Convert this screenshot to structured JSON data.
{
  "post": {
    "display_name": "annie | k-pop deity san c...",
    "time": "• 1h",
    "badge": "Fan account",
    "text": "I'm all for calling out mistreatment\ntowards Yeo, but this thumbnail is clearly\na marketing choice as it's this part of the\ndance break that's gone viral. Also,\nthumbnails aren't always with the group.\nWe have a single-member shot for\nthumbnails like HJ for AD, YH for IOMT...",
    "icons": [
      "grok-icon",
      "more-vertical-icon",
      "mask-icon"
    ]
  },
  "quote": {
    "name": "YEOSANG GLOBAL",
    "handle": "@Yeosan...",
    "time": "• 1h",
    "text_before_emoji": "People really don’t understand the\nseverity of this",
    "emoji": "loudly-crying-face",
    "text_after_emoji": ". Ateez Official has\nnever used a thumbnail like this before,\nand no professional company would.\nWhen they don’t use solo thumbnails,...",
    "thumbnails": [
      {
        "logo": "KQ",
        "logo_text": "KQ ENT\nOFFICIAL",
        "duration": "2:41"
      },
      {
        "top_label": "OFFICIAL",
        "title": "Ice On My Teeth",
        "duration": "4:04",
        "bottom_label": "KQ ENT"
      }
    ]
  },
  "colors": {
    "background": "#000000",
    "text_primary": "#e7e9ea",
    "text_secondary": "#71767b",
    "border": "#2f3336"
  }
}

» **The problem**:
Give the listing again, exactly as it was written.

» **Result for this task**:
Convert this screenshot to structured JSON data.
{
  "post": {
    "display_name": "annie | k-pop deity san c...",
    "time": "• 1h",
    "badge": "Fan account",
    "text": "I'm all for calling out mistreatment\ntowards Yeo, but this thumbnail is clearly\na marketing choice as it's this part of the\ndance break that's gone viral. Also,\nthumbnails aren't always with the group.\nWe have a single-member shot for\nthumbnails like HJ for AD, YH for IOMT...",
    "icons": [
      "grok-icon",
      "more-vertical-icon",
      "mask-icon"
    ]
  },
  "quote": {
    "name": "YEOSANG GLOBAL",
    "handle": "@Yeosan...",
    "time": "• 1h",
    "text_before_emoji": "People really don’t understand the\nseverity of this",
    "emoji": "loudly-crying-face",
    "text_after_emoji": ". Ateez Official has\nnever used a thumbnail like this before,\nand no professional company would.\nWhen they don’t use solo thumbnails,...",
    "thumbnails": [
      {
        "logo": "KQ",
        "logo_text": "KQ ENT\nOFFICIAL",
        "duration": "2:41"
      },
      {
        "top_label": "OFFICIAL",
        "title": "Ice On My Teeth",
        "duration": "4:04",
        "bottom_label": "KQ ENT"
      }
    ]
  },
  "colors": {
    "background": "#000000",
    "text_primary": "#e7e9ea",
    "text_secondary": "#71767b",
    "border": "#2f3336"
  }
}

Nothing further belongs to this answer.